[Opening Extracted data section]

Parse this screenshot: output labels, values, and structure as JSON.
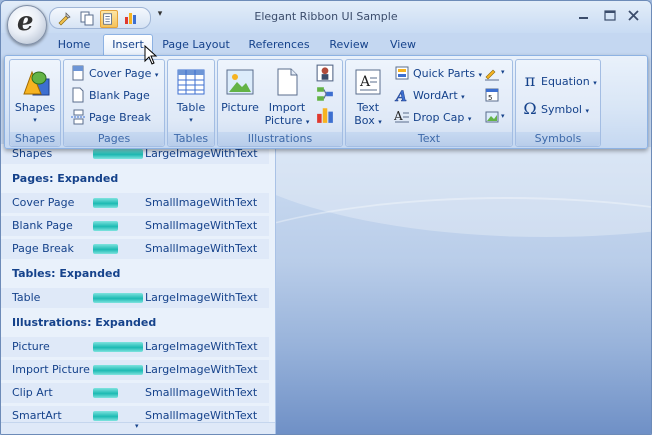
{
  "window": {
    "title": "Elegant Ribbon UI Sample",
    "app_logo_letter": "e"
  },
  "qat": {
    "more_glyph": "▾"
  },
  "tabs": [
    {
      "label": "Home",
      "active": false
    },
    {
      "label": "Insert",
      "active": true
    },
    {
      "label": "Page Layout",
      "active": false
    },
    {
      "label": "References",
      "active": false
    },
    {
      "label": "Review",
      "active": false
    },
    {
      "label": "View",
      "active": false
    }
  ],
  "ribbon": {
    "shapes_group": {
      "label": "Shapes",
      "shapes_button": "Shapes"
    },
    "pages_group": {
      "label": "Pages",
      "cover_page": "Cover Page",
      "blank_page": "Blank Page",
      "page_break": "Page Break"
    },
    "tables_group": {
      "label": "Tables",
      "table_button": "Table"
    },
    "illustrations_group": {
      "label": "Illustrations",
      "picture": "Picture",
      "import_picture_line1": "Import",
      "import_picture_line2": "Picture"
    },
    "text_group": {
      "label": "Text",
      "text_box_line1": "Text",
      "text_box_line2": "Box",
      "quick_parts": "Quick Parts",
      "wordart": "WordArt",
      "drop_cap": "Drop Cap"
    },
    "symbols_group": {
      "label": "Symbols",
      "equation": "Equation",
      "symbol": "Symbol"
    }
  },
  "list": {
    "rows": [
      {
        "type": "item",
        "name": "Shapes",
        "size": "LargeImageWithText",
        "bar": "large"
      },
      {
        "type": "section",
        "name": "Pages: Expanded"
      },
      {
        "type": "item",
        "name": "Cover Page",
        "size": "SmallImageWithText",
        "bar": "small"
      },
      {
        "type": "item",
        "name": "Blank Page",
        "size": "SmallImageWithText",
        "bar": "small"
      },
      {
        "type": "item",
        "name": "Page Break",
        "size": "SmallImageWithText",
        "bar": "small"
      },
      {
        "type": "section",
        "name": "Tables: Expanded"
      },
      {
        "type": "item",
        "name": "Table",
        "size": "LargeImageWithText",
        "bar": "large"
      },
      {
        "type": "section",
        "name": "Illustrations: Expanded"
      },
      {
        "type": "item",
        "name": "Picture",
        "size": "LargeImageWithText",
        "bar": "large"
      },
      {
        "type": "item",
        "name": "Import Picture",
        "size": "LargeImageWithText",
        "bar": "large"
      },
      {
        "type": "item",
        "name": "Clip Art",
        "size": "SmallImageWithText",
        "bar": "small"
      },
      {
        "type": "item",
        "name": "SmartArt",
        "size": "SmallImageWithText",
        "bar": "small"
      }
    ]
  },
  "colors": {
    "accent": "#15428b",
    "progress": "#1cbab3",
    "ribbon_bg": "#dfe9f7"
  }
}
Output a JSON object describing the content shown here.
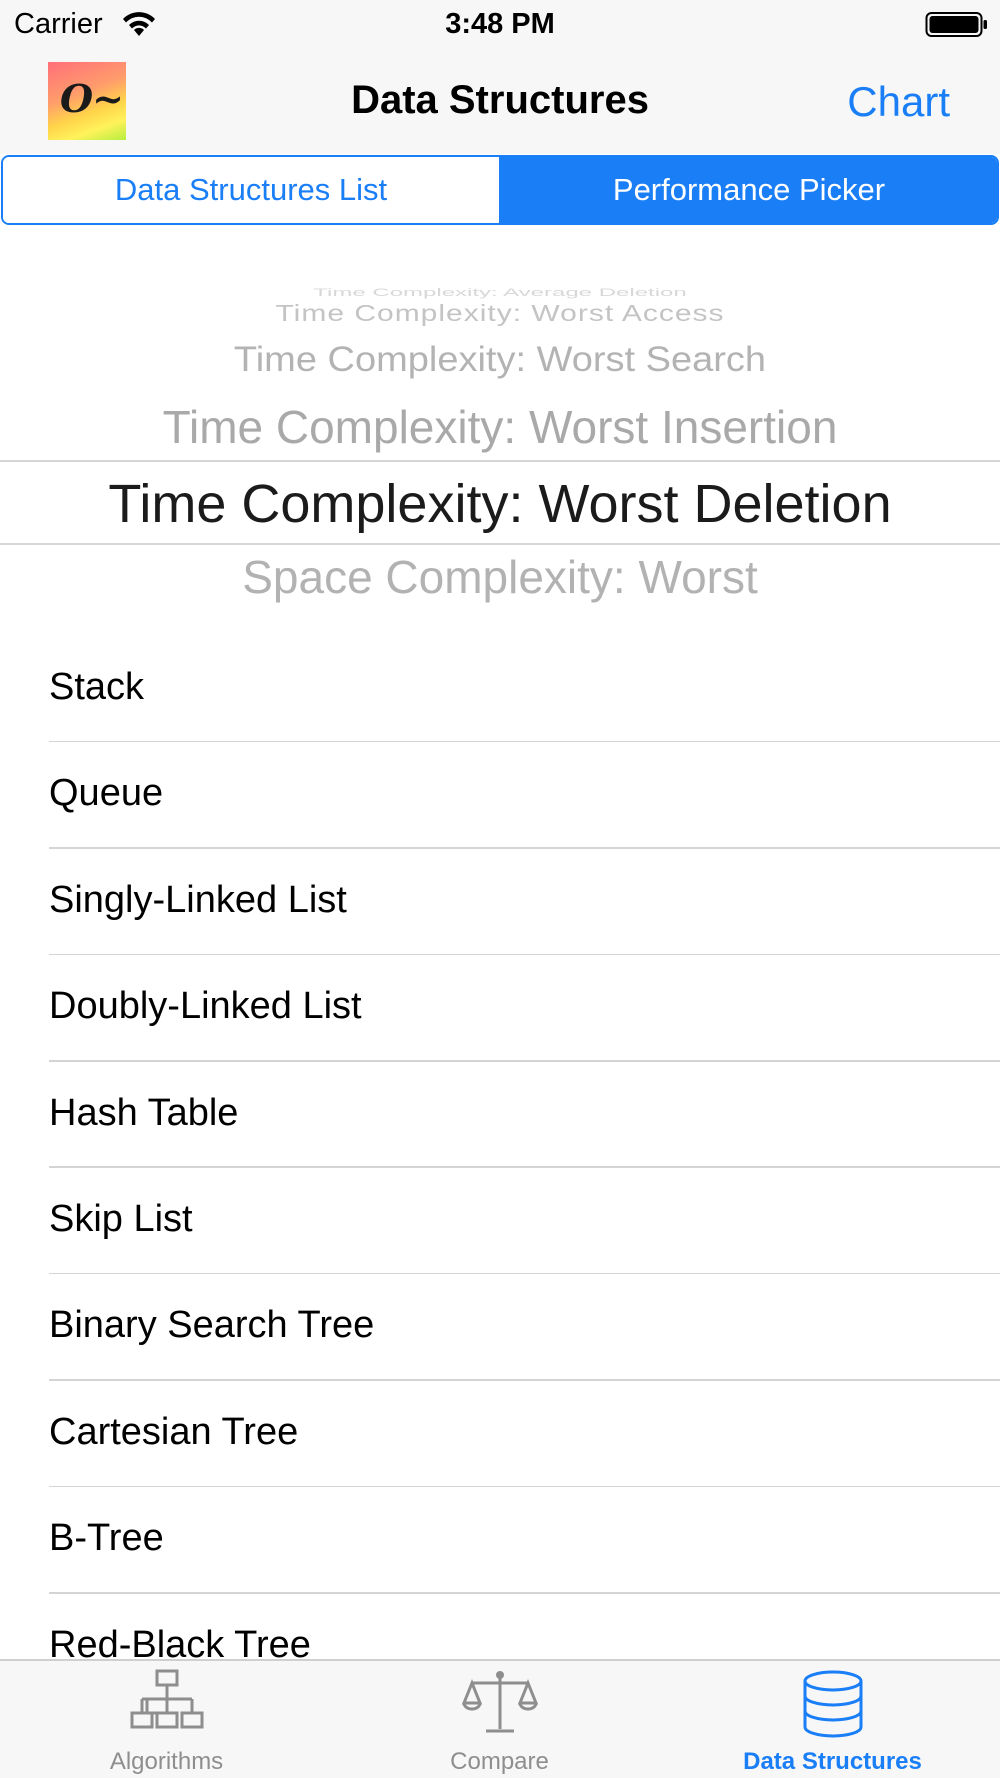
{
  "status_bar": {
    "carrier": "Carrier",
    "time": "3:48 PM"
  },
  "nav": {
    "logo_text": "O~",
    "title": "Data Structures",
    "right_button": "Chart"
  },
  "segmented": {
    "items": [
      "Data Structures List",
      "Performance Picker"
    ],
    "selected": "Performance Picker"
  },
  "picker": {
    "options": [
      "Time Complexity: Average Deletion",
      "Time Complexity: Worst Access",
      "Time Complexity: Worst Search",
      "Time Complexity: Worst Insertion",
      "Time Complexity: Worst Deletion",
      "Space Complexity: Worst"
    ],
    "selected": "Time Complexity: Worst Deletion"
  },
  "list": {
    "items": [
      "Stack",
      "Queue",
      "Singly-Linked List",
      "Doubly-Linked List",
      "Hash Table",
      "Skip List",
      "Binary Search Tree",
      "Cartesian Tree",
      "B-Tree",
      "Red-Black Tree"
    ]
  },
  "tab_bar": {
    "tabs": [
      {
        "label": "Algorithms",
        "icon": "hierarchy-icon"
      },
      {
        "label": "Compare",
        "icon": "scale-icon"
      },
      {
        "label": "Data Structures",
        "icon": "database-icon"
      }
    ],
    "active": "Data Structures"
  },
  "colors": {
    "accent": "#1a7ef7",
    "inactive_tab": "#8e8e8e",
    "bar_background": "#f7f7f7"
  }
}
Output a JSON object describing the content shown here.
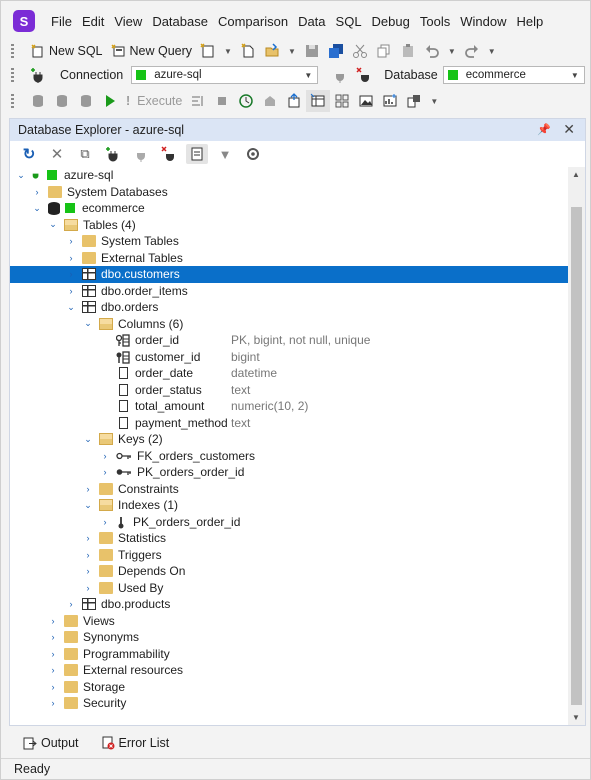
{
  "menu": [
    "File",
    "Edit",
    "View",
    "Database",
    "Comparison",
    "Data",
    "SQL",
    "Debug",
    "Tools",
    "Window",
    "Help"
  ],
  "toolbar1": {
    "new_sql": "New SQL",
    "new_query": "New Query"
  },
  "toolbar2": {
    "connection_label": "Connection",
    "connection_value": "azure-sql",
    "database_label": "Database",
    "database_value": "ecommerce"
  },
  "toolbar3": {
    "execute": "Execute"
  },
  "explorer": {
    "title": "Database Explorer - azure-sql",
    "nodes": [
      {
        "label": "azure-sql"
      },
      {
        "label": "System Databases"
      },
      {
        "label": "ecommerce"
      },
      {
        "label": "Tables (4)"
      },
      {
        "label": "System Tables"
      },
      {
        "label": "External Tables"
      },
      {
        "label": "dbo.customers"
      },
      {
        "label": "dbo.order_items"
      },
      {
        "label": "dbo.orders"
      },
      {
        "label": "Columns (6)"
      },
      {
        "label": "order_id",
        "detail": "PK, bigint, not null, unique"
      },
      {
        "label": "customer_id",
        "detail": "bigint"
      },
      {
        "label": "order_date",
        "detail": "datetime"
      },
      {
        "label": "order_status",
        "detail": "text"
      },
      {
        "label": "total_amount",
        "detail": "numeric(10, 2)"
      },
      {
        "label": "payment_method",
        "detail": "text"
      },
      {
        "label": "Keys (2)"
      },
      {
        "label": "FK_orders_customers"
      },
      {
        "label": "PK_orders_order_id"
      },
      {
        "label": "Constraints"
      },
      {
        "label": "Indexes (1)"
      },
      {
        "label": "PK_orders_order_id"
      },
      {
        "label": "Statistics"
      },
      {
        "label": "Triggers"
      },
      {
        "label": "Depends On"
      },
      {
        "label": "Used By"
      },
      {
        "label": "dbo.products"
      },
      {
        "label": "Views"
      },
      {
        "label": "Synonyms"
      },
      {
        "label": "Programmability"
      },
      {
        "label": "External resources"
      },
      {
        "label": "Storage"
      },
      {
        "label": "Security"
      }
    ]
  },
  "bottom_tabs": {
    "output": "Output",
    "error_list": "Error List"
  },
  "status": {
    "text": "Ready"
  },
  "colors": {
    "selection": "#0a6fc9",
    "accent": "#7b2cd6",
    "connection_green": "#16c316"
  }
}
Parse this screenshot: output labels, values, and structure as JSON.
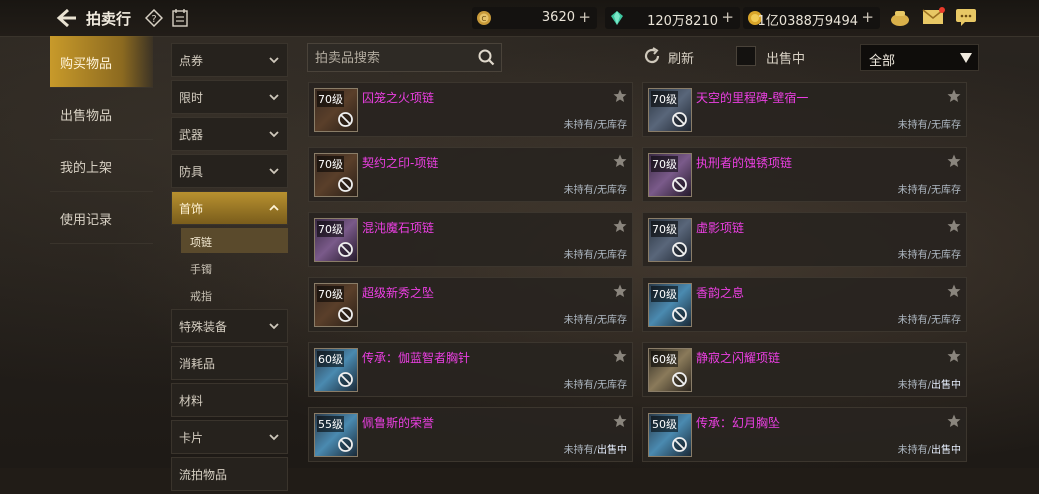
{
  "header": {
    "title": "拍卖行",
    "currencies": [
      {
        "icon": "gold-coin-icon",
        "value": "3620"
      },
      {
        "icon": "green-gem-icon",
        "value": "120万8210"
      },
      {
        "icon": "coin-icon",
        "value": "1亿0388万9494"
      }
    ],
    "plus": "+"
  },
  "nav": {
    "items": [
      {
        "label": "购买物品",
        "active": true
      },
      {
        "label": "出售物品",
        "active": false
      },
      {
        "label": "我的上架",
        "active": false
      },
      {
        "label": "使用记录",
        "active": false
      }
    ]
  },
  "categories": {
    "items": [
      {
        "label": "点券"
      },
      {
        "label": "限时"
      },
      {
        "label": "武器"
      },
      {
        "label": "防具"
      },
      {
        "label": "首饰"
      },
      {
        "label": "特殊装备"
      },
      {
        "label": "消耗品"
      },
      {
        "label": "材料"
      },
      {
        "label": "卡片"
      },
      {
        "label": "流拍物品"
      }
    ],
    "subitems": [
      {
        "label": "项链"
      },
      {
        "label": "手镯"
      },
      {
        "label": "戒指"
      }
    ]
  },
  "toolbar": {
    "search_placeholder": "拍卖品搜索",
    "refresh_label": "刷新",
    "on_sale_label": "出售中",
    "filter_value": "全部"
  },
  "items": [
    {
      "level": "70级",
      "name": "囚笼之火项链",
      "own": "未持有",
      "sep": "/",
      "stock": "无库存"
    },
    {
      "level": "70级",
      "name": "天空的里程碑-壁宿一",
      "own": "未持有",
      "sep": "/",
      "stock": "无库存"
    },
    {
      "level": "70级",
      "name": "契约之印-项链",
      "own": "未持有",
      "sep": "/",
      "stock": "无库存"
    },
    {
      "level": "70级",
      "name": "执刑者的蚀锈项链",
      "own": "未持有",
      "sep": "/",
      "stock": "无库存"
    },
    {
      "level": "70级",
      "name": "混沌魔石项链",
      "own": "未持有",
      "sep": "/",
      "stock": "无库存"
    },
    {
      "level": "70级",
      "name": "虚影项链",
      "own": "未持有",
      "sep": "/",
      "stock": "无库存"
    },
    {
      "level": "70级",
      "name": "超级新秀之坠",
      "own": "未持有",
      "sep": "/",
      "stock": "无库存"
    },
    {
      "level": "70级",
      "name": "香韵之息",
      "own": "未持有",
      "sep": "/",
      "stock": "无库存"
    },
    {
      "level": "60级",
      "name": "传承：伽蓝智者胸针",
      "own": "未持有",
      "sep": "/",
      "stock": "无库存"
    },
    {
      "level": "60级",
      "name": "静寂之闪耀项链",
      "own": "未持有",
      "sep": "/",
      "stock": "出售中"
    },
    {
      "level": "55级",
      "name": "佩鲁斯的荣誉",
      "own": "未持有",
      "sep": "/",
      "stock": "出售中"
    },
    {
      "level": "50级",
      "name": "传承：幻月胸坠",
      "own": "未持有",
      "sep": "/",
      "stock": "出售中"
    }
  ]
}
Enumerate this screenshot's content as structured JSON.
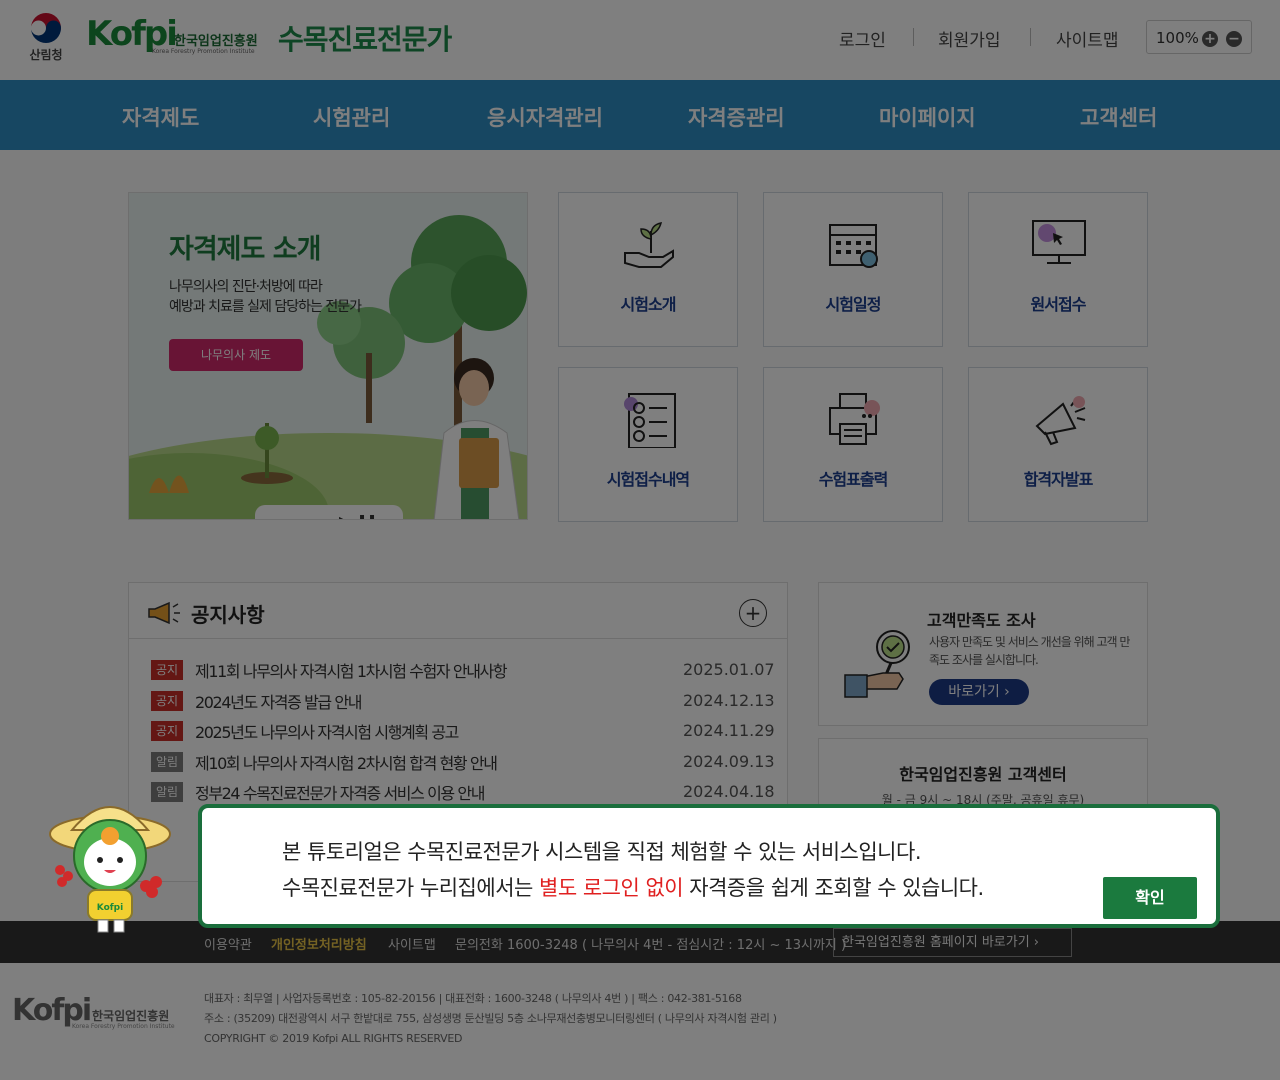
{
  "header": {
    "gov_name": "산림청",
    "brand": "Kofpi",
    "org_name_ko": "한국임업진흥원",
    "org_name_en": "Korea Forestry Promotion Institute",
    "site_title": "수목진료전문가",
    "login": "로그인",
    "signup": "회원가입",
    "sitemap": "사이트맵",
    "zoom": "100%",
    "zoom_in": "+",
    "zoom_out": "−"
  },
  "nav": [
    "자격제도",
    "시험관리",
    "응시자격관리",
    "자격증관리",
    "마이페이지",
    "고객센터"
  ],
  "hero": {
    "title": "자격제도 소개",
    "desc_line1": "나무의사의 진단·처방에 따라",
    "desc_line2": "예방과 치료를 실제 담당하는 전문가",
    "button": "나무의사 제도"
  },
  "tiles": [
    {
      "label": "시험소개",
      "icon": "plant-hand-icon"
    },
    {
      "label": "시험일정",
      "icon": "calendar-icon"
    },
    {
      "label": "원서접수",
      "icon": "monitor-cursor-icon"
    },
    {
      "label": "시험접수내역",
      "icon": "checklist-icon"
    },
    {
      "label": "수험표출력",
      "icon": "printer-icon"
    },
    {
      "label": "합격자발표",
      "icon": "megaphone-icon"
    }
  ],
  "notice": {
    "title": "공지사항",
    "more": "+",
    "items": [
      {
        "tag": "공지",
        "tag_color": "#c92f28",
        "text": "제11회 나무의사 자격시험 1차시험 수험자 안내사항",
        "date": "2025.01.07"
      },
      {
        "tag": "공지",
        "tag_color": "#c92f28",
        "text": "2024년도 자격증 발급 안내",
        "date": "2024.12.13"
      },
      {
        "tag": "공지",
        "tag_color": "#c92f28",
        "text": "2025년도 나무의사 자격시험 시행계획 공고",
        "date": "2024.11.29"
      },
      {
        "tag": "알림",
        "tag_color": "#7d7d7d",
        "text": "제10회 나무의사 자격시험 2차시험 합격 현황 안내",
        "date": "2024.09.13"
      },
      {
        "tag": "알림",
        "tag_color": "#7d7d7d",
        "text": "정부24 수목진료전문가 자격증 서비스 이용 안내",
        "date": "2024.04.18"
      }
    ]
  },
  "survey": {
    "title": "고객만족도 조사",
    "desc": "사용자 만족도 및 서비스 개선을 위해 고객 만족도 조사를 실시합니다.",
    "button": "바로가기 ›"
  },
  "customer_center": {
    "title": "한국임업진흥원 고객센터",
    "hours": "월 - 금 9시 ~ 18시 (주말, 공휴일 휴무)"
  },
  "footer_bar": {
    "terms": "이용약관",
    "privacy": "개인정보처리방침",
    "sitemap": "사이트맵",
    "phone": "문의전화 1600-3248 ( 나무의사 4번 - 점심시간 : 12시 ~ 13시까지 )",
    "homepage": "한국임업진흥원 홈페이지 바로가기  ›"
  },
  "footer": {
    "info_line1": "대표자 : 최무열 | 사업자등록번호 : 105-82-20156 | 대표전화 : 1600-3248 ( 나무의사 4번 ) | 팩스 : 042-381-5168",
    "info_line2": "주소 : (35209) 대전광역시 서구 한밭대로 755, 삼성생명 둔산빌딩 5층 소나무재선충병모니터링센터 ( 나무의사 자격시험 관리 )",
    "copyright": "COPYRIGHT © 2019 Kofpi ALL RIGHTS RESERVED"
  },
  "modal": {
    "line1": "본 튜토리얼은 수목진료전문가 시스템을 직접 체험할 수 있는 서비스입니다.",
    "line2_pre": "수목진료전문가 누리집에서는 ",
    "line2_highlight": "별도 로그인 없이",
    "line2_post": " 자격증을 쉽게 조회할 수 있습니다.",
    "confirm": "확인",
    "mascot_badge": "Kofpi"
  },
  "colors": {
    "nav": "#2f8ec4",
    "brand_green": "#1d8a4a",
    "notice_red": "#c92f28",
    "confirm_green": "#1b7a3e",
    "highlight_red": "#e02020"
  }
}
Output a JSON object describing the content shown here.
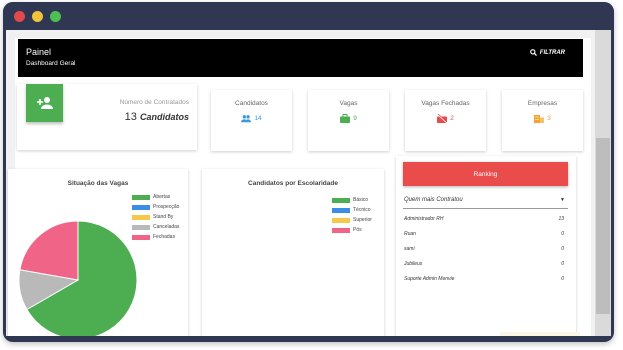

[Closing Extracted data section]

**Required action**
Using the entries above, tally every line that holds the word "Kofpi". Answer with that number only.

**Output below**
3